Early production of blueberries in Chile
Production and exports of blueberries from Chile have increased, according to the latest report of the Chilean Blueberries Committee. Although the volumes are still quite small because the season has just begun, exports have doubled compared to those of the previous season. According to Andrés Armstrong of the Chilean Blueberries Committee, this year’s season has started earlier than last year thanks to weather conditions, new varieties and protected cultivation, which is a growing trend in Chile.
“Our exports have doubled up to week 40 compared to the week we had last week. We produce a weekly report on the state of the harvest and shipments, and we communicate it to the market,” Armstrong explains. Many Chilean producers have adopted production systems with tunnel greenhouses, which gives them an advantage in terms of protection, quality and the production window.
The committee estimates that exports of fresh blueberries from Chile will increase by 3% this year. In addition, the volume of frozen blueberry exports has also increased and now accounts for between 25% and 30% of all production, while last year the figure was 26%.
“Chile is famous for exporting fresh fruits, but our frozen fruits are also being exported more and more, especially to North America and Asia,” Armstrong continues. One of their biggest competitors is Peru, but, according to Armstrong, their volumes still do not hinder them much, as there is a lot of demand for blueberries.
“There is room for growth as more and more people consume our blueberries, and now we are focusing on increasing production. We are in the process of renewing our varieties, now faster than before, and next year’s production is likely to begin. Increase thanks to new and more productive varieties, “Armstrong predicts.

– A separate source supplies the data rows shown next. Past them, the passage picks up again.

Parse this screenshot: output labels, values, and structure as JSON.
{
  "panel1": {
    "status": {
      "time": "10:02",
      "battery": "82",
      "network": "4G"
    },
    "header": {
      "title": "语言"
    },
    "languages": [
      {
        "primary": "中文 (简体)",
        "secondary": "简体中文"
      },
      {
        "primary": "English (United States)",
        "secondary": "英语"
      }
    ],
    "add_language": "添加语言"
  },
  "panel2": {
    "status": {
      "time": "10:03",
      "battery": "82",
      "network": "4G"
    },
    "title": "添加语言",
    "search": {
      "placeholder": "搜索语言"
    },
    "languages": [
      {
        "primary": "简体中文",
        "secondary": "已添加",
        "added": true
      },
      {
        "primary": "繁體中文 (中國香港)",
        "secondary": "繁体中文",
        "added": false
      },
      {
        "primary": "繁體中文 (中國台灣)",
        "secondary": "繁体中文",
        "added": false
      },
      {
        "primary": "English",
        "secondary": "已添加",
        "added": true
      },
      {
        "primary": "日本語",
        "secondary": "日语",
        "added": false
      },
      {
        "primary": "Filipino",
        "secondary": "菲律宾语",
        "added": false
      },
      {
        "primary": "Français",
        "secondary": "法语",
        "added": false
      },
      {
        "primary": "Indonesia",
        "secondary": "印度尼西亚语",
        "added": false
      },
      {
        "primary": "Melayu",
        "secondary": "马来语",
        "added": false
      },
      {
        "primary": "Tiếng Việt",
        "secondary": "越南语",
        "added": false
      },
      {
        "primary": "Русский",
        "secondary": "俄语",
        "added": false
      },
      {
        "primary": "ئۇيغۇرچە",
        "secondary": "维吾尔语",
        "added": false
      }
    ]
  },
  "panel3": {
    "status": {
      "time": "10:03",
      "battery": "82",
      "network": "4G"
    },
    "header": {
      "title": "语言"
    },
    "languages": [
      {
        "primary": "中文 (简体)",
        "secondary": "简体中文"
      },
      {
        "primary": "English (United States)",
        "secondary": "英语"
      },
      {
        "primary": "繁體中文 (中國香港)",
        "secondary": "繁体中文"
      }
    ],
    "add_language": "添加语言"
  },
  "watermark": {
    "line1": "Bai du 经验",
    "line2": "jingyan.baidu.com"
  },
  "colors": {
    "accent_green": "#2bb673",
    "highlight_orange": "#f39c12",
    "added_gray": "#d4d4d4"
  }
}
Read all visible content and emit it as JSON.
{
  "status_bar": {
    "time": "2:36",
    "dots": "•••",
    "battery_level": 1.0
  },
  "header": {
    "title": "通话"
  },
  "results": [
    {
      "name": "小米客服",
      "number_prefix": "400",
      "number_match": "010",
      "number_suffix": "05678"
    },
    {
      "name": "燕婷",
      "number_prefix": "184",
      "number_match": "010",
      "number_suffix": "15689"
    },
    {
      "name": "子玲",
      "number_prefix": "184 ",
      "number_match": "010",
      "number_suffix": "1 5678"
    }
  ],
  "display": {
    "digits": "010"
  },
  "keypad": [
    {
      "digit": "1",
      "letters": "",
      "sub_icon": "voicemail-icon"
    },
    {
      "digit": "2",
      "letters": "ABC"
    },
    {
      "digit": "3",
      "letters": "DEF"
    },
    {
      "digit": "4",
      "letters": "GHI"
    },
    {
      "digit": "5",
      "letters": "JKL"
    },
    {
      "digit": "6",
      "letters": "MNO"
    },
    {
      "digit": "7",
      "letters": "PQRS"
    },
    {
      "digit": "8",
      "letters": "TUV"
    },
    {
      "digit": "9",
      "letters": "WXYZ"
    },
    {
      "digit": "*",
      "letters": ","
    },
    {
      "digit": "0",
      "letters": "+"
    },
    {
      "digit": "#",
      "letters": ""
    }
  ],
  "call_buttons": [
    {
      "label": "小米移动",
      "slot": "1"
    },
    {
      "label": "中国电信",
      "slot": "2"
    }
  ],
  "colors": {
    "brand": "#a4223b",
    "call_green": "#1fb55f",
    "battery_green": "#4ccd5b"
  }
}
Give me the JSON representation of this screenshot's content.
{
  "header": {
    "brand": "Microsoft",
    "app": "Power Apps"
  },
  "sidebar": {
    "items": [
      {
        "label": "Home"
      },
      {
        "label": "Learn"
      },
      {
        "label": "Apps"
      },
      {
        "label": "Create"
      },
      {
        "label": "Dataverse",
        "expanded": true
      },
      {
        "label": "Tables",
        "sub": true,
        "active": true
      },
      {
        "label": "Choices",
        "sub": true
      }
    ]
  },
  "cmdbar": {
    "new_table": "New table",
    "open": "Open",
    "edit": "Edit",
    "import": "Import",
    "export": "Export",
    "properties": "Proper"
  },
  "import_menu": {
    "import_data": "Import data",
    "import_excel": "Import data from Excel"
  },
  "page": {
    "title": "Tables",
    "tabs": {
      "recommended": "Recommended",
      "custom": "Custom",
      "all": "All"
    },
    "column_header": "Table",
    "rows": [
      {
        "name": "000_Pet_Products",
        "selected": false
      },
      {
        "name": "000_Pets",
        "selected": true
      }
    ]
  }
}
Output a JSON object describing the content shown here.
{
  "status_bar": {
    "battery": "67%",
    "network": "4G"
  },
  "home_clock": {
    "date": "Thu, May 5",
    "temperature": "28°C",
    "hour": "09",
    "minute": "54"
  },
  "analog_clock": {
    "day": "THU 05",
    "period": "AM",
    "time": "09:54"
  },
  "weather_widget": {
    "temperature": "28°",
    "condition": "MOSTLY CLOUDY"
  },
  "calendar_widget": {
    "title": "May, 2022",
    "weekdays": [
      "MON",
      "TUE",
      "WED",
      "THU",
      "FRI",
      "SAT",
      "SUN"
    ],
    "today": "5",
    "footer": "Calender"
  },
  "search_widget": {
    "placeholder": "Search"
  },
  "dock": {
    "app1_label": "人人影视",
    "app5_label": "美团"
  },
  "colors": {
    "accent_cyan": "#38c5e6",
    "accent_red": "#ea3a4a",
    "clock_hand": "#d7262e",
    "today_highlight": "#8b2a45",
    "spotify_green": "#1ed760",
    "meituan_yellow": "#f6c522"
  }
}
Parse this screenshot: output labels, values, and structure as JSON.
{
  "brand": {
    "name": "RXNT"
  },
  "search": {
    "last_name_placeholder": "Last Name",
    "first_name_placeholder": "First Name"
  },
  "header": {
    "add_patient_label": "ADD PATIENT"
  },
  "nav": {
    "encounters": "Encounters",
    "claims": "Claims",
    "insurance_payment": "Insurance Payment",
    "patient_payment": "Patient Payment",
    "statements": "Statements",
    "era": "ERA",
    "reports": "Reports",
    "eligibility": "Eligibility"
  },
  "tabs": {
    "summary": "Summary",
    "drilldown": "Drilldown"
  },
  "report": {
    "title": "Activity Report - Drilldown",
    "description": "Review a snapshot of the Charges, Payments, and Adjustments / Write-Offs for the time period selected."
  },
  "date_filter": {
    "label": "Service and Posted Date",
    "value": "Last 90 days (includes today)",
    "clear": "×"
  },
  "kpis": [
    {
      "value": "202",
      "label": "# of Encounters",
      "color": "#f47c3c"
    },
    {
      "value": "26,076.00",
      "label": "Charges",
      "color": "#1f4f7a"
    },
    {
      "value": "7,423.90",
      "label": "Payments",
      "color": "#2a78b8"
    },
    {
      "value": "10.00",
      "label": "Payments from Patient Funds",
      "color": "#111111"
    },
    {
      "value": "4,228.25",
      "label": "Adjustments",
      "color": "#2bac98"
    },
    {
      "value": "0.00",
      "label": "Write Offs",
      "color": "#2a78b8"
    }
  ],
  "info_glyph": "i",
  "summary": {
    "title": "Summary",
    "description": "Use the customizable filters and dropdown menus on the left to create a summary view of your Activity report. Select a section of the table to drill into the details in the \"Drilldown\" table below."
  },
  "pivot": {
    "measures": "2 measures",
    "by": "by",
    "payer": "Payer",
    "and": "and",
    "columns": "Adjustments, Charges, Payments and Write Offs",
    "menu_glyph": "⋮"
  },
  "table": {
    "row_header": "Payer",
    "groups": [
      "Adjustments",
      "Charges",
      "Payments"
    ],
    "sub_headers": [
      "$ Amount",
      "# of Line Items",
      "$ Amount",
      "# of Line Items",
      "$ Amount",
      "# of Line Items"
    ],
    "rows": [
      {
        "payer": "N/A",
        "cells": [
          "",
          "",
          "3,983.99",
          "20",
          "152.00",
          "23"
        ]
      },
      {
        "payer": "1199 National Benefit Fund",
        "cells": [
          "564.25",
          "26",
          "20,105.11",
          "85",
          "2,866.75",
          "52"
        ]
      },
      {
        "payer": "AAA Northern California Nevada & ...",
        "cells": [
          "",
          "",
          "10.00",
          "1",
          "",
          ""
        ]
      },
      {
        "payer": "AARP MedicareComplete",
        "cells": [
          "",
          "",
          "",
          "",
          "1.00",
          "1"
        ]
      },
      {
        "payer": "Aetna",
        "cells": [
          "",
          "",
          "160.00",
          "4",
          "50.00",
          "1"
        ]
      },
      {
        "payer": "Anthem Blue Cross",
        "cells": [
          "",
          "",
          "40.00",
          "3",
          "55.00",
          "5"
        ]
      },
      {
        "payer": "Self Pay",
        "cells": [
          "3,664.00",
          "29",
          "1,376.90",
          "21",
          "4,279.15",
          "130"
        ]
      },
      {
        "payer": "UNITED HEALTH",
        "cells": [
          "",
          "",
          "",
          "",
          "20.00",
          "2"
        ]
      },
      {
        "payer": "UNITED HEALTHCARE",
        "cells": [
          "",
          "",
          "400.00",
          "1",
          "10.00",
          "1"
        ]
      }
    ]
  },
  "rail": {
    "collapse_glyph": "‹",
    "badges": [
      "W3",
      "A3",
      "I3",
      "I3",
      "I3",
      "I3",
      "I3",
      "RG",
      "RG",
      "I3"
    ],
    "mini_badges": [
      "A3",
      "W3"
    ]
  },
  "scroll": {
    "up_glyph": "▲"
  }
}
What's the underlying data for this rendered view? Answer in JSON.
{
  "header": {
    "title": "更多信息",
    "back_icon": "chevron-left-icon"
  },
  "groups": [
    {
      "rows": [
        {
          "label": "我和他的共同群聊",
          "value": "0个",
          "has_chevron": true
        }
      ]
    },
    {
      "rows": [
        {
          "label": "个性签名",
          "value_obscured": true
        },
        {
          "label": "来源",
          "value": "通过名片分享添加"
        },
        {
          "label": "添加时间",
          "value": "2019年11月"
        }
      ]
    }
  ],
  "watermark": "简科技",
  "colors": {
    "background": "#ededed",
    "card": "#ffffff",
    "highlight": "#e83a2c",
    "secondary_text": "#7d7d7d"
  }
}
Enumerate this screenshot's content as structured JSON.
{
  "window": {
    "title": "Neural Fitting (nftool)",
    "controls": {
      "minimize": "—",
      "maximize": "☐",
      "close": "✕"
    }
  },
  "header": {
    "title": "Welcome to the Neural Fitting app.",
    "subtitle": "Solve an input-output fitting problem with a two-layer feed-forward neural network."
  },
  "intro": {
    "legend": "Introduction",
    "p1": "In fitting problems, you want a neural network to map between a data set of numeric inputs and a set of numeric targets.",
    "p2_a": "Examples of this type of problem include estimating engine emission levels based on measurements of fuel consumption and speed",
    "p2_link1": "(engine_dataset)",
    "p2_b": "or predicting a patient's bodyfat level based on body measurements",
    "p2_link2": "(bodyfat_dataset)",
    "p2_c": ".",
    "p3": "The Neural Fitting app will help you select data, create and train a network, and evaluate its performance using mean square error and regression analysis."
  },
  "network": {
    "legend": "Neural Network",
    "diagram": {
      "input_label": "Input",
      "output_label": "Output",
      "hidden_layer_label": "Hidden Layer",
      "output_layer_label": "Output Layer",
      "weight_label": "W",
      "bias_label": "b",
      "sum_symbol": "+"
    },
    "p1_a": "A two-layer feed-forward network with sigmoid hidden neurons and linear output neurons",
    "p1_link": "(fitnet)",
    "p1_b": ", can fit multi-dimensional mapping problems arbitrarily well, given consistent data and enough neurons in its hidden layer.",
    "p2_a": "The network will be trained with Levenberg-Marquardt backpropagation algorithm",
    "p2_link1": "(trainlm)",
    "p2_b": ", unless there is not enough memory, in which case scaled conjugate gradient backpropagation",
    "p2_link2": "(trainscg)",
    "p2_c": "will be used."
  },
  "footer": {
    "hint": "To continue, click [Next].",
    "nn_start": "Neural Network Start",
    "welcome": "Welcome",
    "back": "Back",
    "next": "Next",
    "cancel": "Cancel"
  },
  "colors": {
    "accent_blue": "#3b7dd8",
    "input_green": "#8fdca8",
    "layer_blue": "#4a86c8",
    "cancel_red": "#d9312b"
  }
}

Despite pest threats, Chile has been able to avoid most pests and insects, which has given its fruit industry the advantage of being able to access foreign markets. Armstrong adds that 14% of cranberry plantations are organic, and are marketed both fresh and frozen. The United States has restricted exports of fresh blueberries from some regions because of grape cluster moths, although the Blueberry Committee of Chile and the Government of Chile have invested heavily in marketing and market development for Chilean blueberries.